** Opening DATA IN THIS EXERCISE block **

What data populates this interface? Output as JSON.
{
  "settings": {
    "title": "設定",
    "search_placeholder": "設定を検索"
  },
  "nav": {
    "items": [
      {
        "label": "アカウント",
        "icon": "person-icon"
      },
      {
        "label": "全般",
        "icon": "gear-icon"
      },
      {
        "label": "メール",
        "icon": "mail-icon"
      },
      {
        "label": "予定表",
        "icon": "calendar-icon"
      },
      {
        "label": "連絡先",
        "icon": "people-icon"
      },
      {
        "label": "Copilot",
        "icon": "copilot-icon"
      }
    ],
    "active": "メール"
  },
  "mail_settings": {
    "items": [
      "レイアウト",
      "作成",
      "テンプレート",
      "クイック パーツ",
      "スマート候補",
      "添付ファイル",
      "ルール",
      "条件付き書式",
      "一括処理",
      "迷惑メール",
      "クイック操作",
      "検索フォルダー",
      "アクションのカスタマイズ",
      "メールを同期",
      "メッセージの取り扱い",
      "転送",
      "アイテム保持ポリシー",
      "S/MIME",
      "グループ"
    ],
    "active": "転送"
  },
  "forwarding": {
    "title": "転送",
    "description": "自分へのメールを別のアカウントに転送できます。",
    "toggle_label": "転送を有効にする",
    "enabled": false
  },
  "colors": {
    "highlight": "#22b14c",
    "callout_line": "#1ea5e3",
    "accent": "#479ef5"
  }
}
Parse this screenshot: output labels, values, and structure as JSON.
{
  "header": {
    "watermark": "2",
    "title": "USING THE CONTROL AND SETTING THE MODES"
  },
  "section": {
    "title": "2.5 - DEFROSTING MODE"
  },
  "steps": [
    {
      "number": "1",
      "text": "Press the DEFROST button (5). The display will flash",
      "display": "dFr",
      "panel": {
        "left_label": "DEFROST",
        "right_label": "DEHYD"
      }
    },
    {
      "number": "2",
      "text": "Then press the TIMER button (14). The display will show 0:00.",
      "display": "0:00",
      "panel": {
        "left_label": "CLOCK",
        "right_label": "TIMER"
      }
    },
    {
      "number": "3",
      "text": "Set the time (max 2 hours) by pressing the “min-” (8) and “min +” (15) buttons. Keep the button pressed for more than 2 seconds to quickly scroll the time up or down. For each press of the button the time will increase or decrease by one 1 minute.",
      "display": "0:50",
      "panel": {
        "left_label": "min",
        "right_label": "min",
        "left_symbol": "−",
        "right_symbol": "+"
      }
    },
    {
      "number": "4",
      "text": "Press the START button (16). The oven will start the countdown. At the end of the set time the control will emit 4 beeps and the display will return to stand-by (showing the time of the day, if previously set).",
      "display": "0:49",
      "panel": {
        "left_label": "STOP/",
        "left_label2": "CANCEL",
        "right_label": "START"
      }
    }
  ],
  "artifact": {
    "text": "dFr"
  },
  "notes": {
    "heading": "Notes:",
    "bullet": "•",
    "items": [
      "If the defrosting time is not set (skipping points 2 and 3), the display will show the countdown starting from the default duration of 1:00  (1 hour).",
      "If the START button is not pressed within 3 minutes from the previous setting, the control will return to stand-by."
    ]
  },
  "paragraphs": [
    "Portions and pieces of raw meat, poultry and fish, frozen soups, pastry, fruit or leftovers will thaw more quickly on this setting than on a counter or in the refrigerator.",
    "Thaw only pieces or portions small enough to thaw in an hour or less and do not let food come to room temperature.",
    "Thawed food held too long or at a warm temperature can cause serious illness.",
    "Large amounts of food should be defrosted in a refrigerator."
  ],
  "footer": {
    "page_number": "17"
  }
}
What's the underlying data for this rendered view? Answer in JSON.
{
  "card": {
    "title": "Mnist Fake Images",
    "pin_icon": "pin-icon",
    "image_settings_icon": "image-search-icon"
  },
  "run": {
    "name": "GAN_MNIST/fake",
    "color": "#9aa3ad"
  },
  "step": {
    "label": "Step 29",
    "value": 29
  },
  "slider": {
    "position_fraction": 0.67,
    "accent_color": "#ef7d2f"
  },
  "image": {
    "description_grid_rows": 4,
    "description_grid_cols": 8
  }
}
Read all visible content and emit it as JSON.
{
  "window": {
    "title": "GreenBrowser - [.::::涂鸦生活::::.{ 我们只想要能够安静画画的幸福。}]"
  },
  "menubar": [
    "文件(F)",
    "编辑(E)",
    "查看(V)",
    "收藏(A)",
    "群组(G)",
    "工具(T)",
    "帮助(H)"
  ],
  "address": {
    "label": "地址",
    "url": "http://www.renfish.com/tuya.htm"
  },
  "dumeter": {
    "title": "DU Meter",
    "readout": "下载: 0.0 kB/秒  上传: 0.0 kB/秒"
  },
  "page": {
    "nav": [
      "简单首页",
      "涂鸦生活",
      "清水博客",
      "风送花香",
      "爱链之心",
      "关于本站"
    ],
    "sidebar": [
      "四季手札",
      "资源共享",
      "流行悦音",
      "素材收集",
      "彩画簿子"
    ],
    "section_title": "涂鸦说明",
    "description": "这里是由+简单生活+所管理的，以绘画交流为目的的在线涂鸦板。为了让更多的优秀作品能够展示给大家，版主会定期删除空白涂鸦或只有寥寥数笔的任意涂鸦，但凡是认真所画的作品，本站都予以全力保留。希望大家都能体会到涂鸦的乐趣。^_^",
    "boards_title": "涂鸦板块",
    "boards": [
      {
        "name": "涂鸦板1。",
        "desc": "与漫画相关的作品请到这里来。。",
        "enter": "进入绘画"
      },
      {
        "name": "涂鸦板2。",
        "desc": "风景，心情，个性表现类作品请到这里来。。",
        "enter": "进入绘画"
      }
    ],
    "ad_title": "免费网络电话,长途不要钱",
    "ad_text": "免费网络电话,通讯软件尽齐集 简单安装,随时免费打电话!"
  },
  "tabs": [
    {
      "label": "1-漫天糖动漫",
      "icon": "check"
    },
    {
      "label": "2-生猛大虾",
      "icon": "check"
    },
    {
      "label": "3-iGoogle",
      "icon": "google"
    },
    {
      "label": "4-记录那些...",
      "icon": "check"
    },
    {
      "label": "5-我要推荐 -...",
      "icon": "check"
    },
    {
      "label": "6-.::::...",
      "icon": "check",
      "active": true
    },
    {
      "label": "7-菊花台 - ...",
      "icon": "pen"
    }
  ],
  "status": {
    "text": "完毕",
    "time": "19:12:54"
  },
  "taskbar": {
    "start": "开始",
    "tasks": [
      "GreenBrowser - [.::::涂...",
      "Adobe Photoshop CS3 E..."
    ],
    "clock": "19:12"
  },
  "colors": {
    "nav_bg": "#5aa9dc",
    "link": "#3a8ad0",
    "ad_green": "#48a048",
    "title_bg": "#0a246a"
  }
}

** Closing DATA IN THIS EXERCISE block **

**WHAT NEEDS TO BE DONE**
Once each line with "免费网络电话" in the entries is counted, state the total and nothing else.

**TASK ANSWER**
2